Peacekeepers in the Central African Republic declared war on the majority-Christian vigilante known as "anti-balaka" on Wednesday as the UN warned the militia had crossed a red line by attacking international troops.
The head of the MISCA African force blamed the groups for a series of attacks on peacekeepers in the former French colony, and said they would be treated as "enemies".
"From now on, we consider the anti-balaka as enemies of MISCA," Congolese General Jean-Marie Michel Mokoko said in remarks carried by a private radio station. "And we will treat them as such."

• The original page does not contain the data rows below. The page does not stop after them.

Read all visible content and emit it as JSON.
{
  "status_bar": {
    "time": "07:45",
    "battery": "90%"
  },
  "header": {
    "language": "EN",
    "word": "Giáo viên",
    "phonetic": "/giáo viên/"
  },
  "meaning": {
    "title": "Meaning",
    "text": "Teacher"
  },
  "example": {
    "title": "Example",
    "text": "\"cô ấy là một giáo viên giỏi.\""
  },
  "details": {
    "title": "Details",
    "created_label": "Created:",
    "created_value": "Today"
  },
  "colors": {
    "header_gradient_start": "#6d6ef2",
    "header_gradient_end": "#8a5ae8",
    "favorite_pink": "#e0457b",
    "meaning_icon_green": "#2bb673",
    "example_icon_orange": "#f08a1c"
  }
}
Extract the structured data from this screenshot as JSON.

"They even fire on people who are here to try to end this crisis on behalf of the Central African people to which they belong," the general said. "We hold them responsible for attacks that have targeted our troops in recent days."

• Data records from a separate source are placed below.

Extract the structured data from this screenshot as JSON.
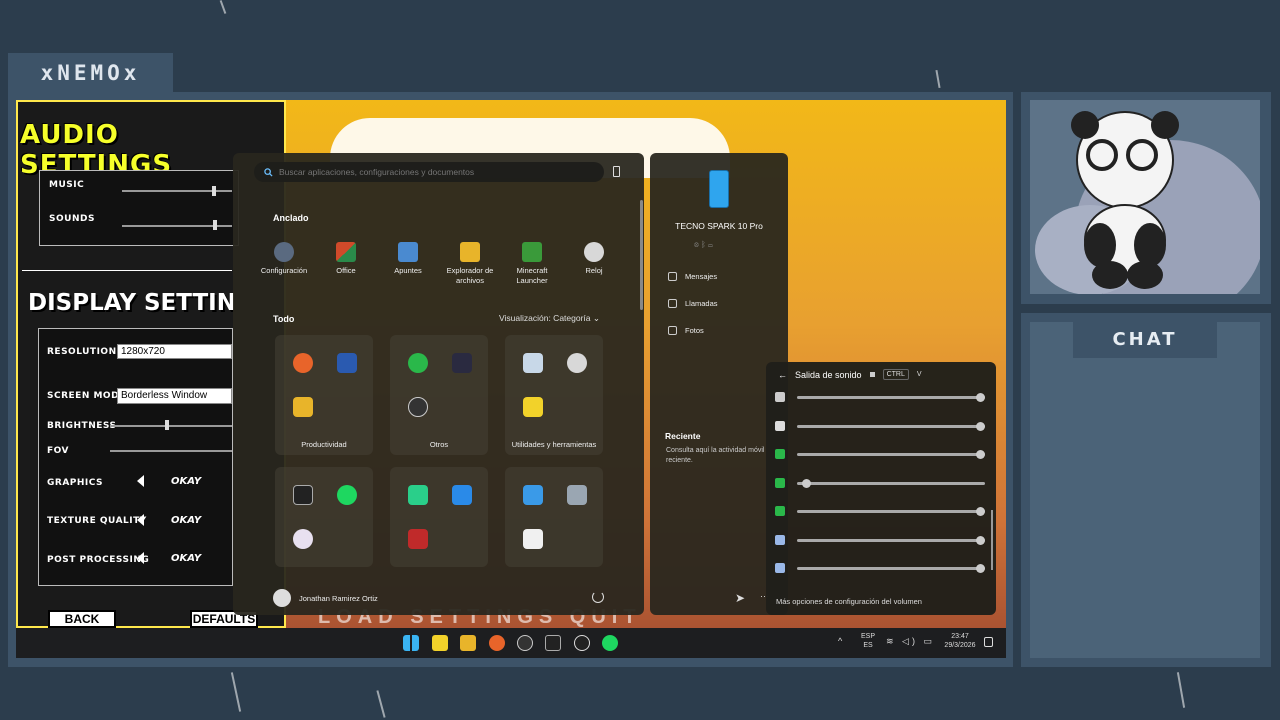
{
  "overlay": {
    "streamer_name": "xNEMOx",
    "chat_title": "CHAT"
  },
  "game": {
    "audio_title": "AUDIO SETTINGS",
    "music_label": "MUSIC",
    "sounds_label": "SOUNDS",
    "display_title": "DISPLAY SETTIN",
    "resolution_label": "RESOLUTION",
    "resolution_value": "1280x720",
    "screen_mode_label": "SCREEN MODE",
    "screen_mode_value": "Borderless Window",
    "brightness_label": "BRIGHTNESS",
    "fov_label": "FOV",
    "graphics_label": "GRAPHICS",
    "graphics_value": "OKAY",
    "texture_label": "TEXTURE QUALITY",
    "texture_value": "OKAY",
    "post_label": "POST PROCESSING",
    "post_value": "OKAY",
    "back_button": "BACK",
    "defaults_button": "DEFAULTS",
    "bottom_banner": "LOAD SETTINGS QUIT"
  },
  "start_menu": {
    "search_placeholder": "Buscar aplicaciones, configuraciones y documentos",
    "pinned_title": "Anclado",
    "pinned": [
      {
        "label": "Configuración",
        "color": "#5a6a80"
      },
      {
        "label": "Office",
        "color": "#d04a2a"
      },
      {
        "label": "Apuntes",
        "color": "#4a8ad0"
      },
      {
        "label": "Explorador de archivos",
        "color": "#e8b42a"
      },
      {
        "label": "Minecraft Launcher",
        "color": "#3a9a3a"
      },
      {
        "label": "Reloj",
        "color": "#d8d8d8"
      }
    ],
    "all_title": "Todo",
    "view_label": "Visualización: Categoría",
    "categories": [
      {
        "label": "Productividad"
      },
      {
        "label": "Otros"
      },
      {
        "label": "Utilidades y herramientas"
      }
    ],
    "user_name": "Jonathan Ramirez Ortiz"
  },
  "phone": {
    "device_name": "TECNO SPARK 10 Pro",
    "items": [
      "Mensajes",
      "Llamadas",
      "Fotos"
    ],
    "recent_title": "Reciente",
    "recent_text": "Consulta aquí la actividad móvil reciente."
  },
  "mixer": {
    "title": "Salida de sonido",
    "shortcut_key1": "CTRL",
    "shortcut_key2": "V",
    "levels": [
      100,
      100,
      100,
      3,
      100,
      100,
      100
    ],
    "more_options": "Más opciones de configuración del volumen"
  },
  "taskbar": {
    "lang_top": "ESP",
    "lang_bottom": "ES",
    "time": "23:47",
    "date": "29/3/2026"
  }
}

Around 20 people have died in clashes involving armed groups and foreign peacekeepers in Bangui since Saturday.
The top United Nations envoy to the country, Babacar Gaye, said the clashes were a "very serious" matter.

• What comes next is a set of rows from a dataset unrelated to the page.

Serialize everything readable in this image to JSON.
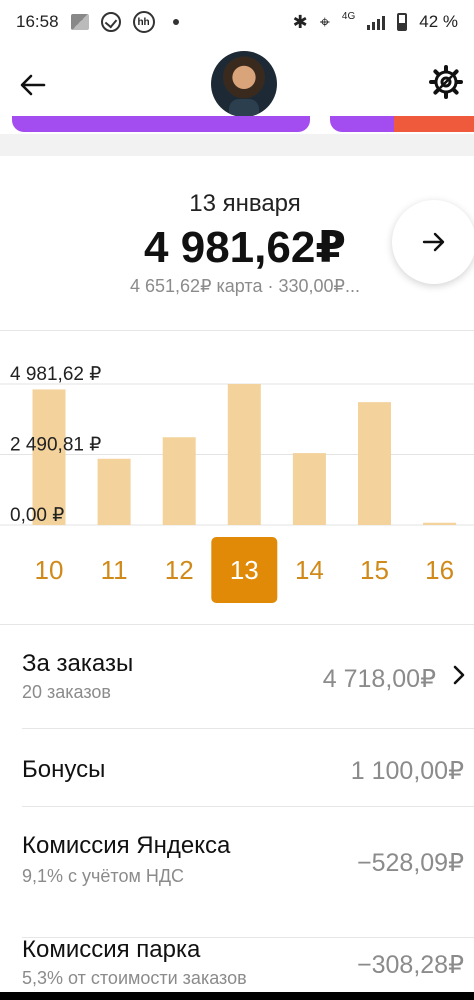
{
  "status_bar": {
    "time": "16:58",
    "network": "4G",
    "battery": "42 %"
  },
  "header": {
    "back_icon": "arrow-left-icon",
    "settings_icon": "gear-icon"
  },
  "summary": {
    "date": "13 января",
    "total": "4 981,62₽",
    "breakdown": "4 651,62₽ карта · 330,00₽...",
    "next_icon": "arrow-right-icon"
  },
  "chart_data": {
    "type": "bar",
    "categories": [
      "10",
      "11",
      "12",
      "13",
      "14",
      "15",
      "16"
    ],
    "values": [
      4790,
      2340,
      3100,
      4981.62,
      2540,
      4340,
      80
    ],
    "selected_category": "13",
    "y_tick_labels": [
      "4 981,62 ₽",
      "2 490,81 ₽",
      "0,00 ₽"
    ],
    "ylim": [
      0,
      4981.62
    ],
    "bar_color": "#f3d29b",
    "selected_color": "#e08a08",
    "grid": true
  },
  "rows": [
    {
      "title": "За заказы",
      "subtitle": "20 заказов",
      "value": "4 718,00₽",
      "has_chevron": true
    },
    {
      "title": "Бонусы",
      "subtitle": "",
      "value": "1 100,00₽",
      "has_chevron": false
    },
    {
      "title": "Комиссия Яндекса",
      "subtitle": "9,1% с учётом НДС",
      "value": "−528,09₽",
      "has_chevron": false
    },
    {
      "title": "Комиссия парка",
      "subtitle": "5,3% от стоимости заказов",
      "value": "−308,28₽",
      "has_chevron": false
    }
  ],
  "colors": {
    "accent_orange": "#e08a08",
    "promo_purple": "#a34cf0",
    "promo_red": "#f05a3c"
  }
}
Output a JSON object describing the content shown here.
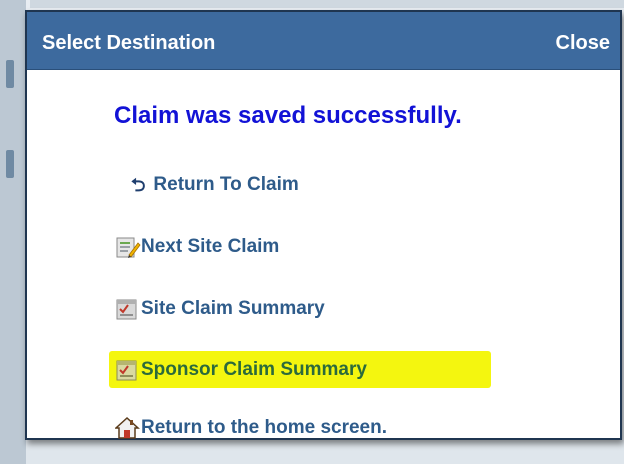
{
  "dialog": {
    "title": "Select Destination",
    "close_label": "Close",
    "message": "Claim was saved successfully.",
    "options": [
      {
        "label": "Return To Claim",
        "icon": "return-arrow-icon"
      },
      {
        "label": "Next Site Claim",
        "icon": "edit-document-icon"
      },
      {
        "label": "Site Claim Summary",
        "icon": "checklist-icon"
      },
      {
        "label": "Sponsor Claim Summary",
        "icon": "checklist-icon",
        "highlighted": true
      },
      {
        "label": "Return to the home screen.",
        "icon": "home-icon"
      }
    ]
  },
  "colors": {
    "titlebar": "#3d6a9e",
    "message": "#1212d6",
    "link": "#2e5b8a",
    "highlight": "#f4f60f"
  }
}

"Soldiers from the international forces MISCA and Sangaris -- whose actions I salute -- have been attacked by armed groups. Which is something very serious involving soldiers acting with a mandate from the United Nations Security Council," he told a press conference in Bangui.
Some 8,000 foreign troops are working to disarm Central African rebel groups after a year of inter-religious violence.
Security is tight ahead of this week's first anniversary of the toppling of Francois Bozize by majority-Muslim Seleka rebels, which sparked the current unrest.
The country's interim president Catherine Samba Panza also denounced the attacks on national radio.
"It is not acceptable that these forces have become targets of certain armed groups who do not want peace," she said, while promising that the peacekeeping forces would carry on their work.
"From Bangui to the rest of the country, they will carry on disarming these groups wherever they are. Believe me, we will not have a lawless zone."
The so-called "anti-balaka" militias were formed in response to killing and pillaging by Seleka rebels who went rogue after last year's coup.
Anti-balaka means "anti-machete" in the local Sango language and refers to the weapon of choice wielded by the Seleka -- but also taken up by the vigilantes.
Thousands have been killed and around a quarter of the country's 4.6 million people displaced.
Muslim residents of Bangui have been besieged for weeks by the anti-balaka as well as by looters in the PK-5 commercial district of the city.
Both French and African troops opened fire during the recent fighting, according to military officials. Local residents said they shot dead eight members of the anti-balaka, including a militia leader.
- Abuses going unpunished -
The UN's expert on the CAR warned Wednesday that serious rights abuses were going unpunished.
"The human rights situation has continued to deteriorate since the crisis began, despite all the efforts deployed by the new authorities and the international community," said Marie-Therese Keita Bocoum in a report.
"Violations and the most appalling kinds of abuses are taking place without any form of justice," said Bocoum, who visited the country this month after the UN Human Rights Council appointed her to assess the situation.
Bocoum named the anti-balaka, but also said the Lord's Resistance Army -- which originated in Uganda -- was partly responsible for a spike in attacks on Muslims.
Underscoring global concern about the situation, the head of the International Committee of the Red Cross, Peter Maurer, arrived in Bangui on Wednesday for a three-day visit.
"Months of unprecedented armed conflict and inter-religious violence have caused a catastrophic humanitarian situation," said the ICRC, which has 400 workers in the impoverished country.
Almost 2,000 French troops have been sent to the landlocked nation to support the 6,000 MISCA soldiers in their bid to restore a modicum of security.
The international forces initially focused on disarming the Seleka fighters in Bangui, but in recent weeks both foreign peacekeepers and the Central African authorities have warned of the need to address abuses by the anti-balaka.
Responding to the general's allegations, Emotion Brice Namsio, who describes himself as an anti-balaka coordinator, denied that the vigilantes had fired on peacekeepers.
MISCA troops "began firing on peaceful civilians and everyone always wants to pin the blame on the anti-balaka. No, it's too much," he told reporters.
"The anti-balaka... are not enemies of the peace, rather, it is MISCA that is an enemy of the central African people."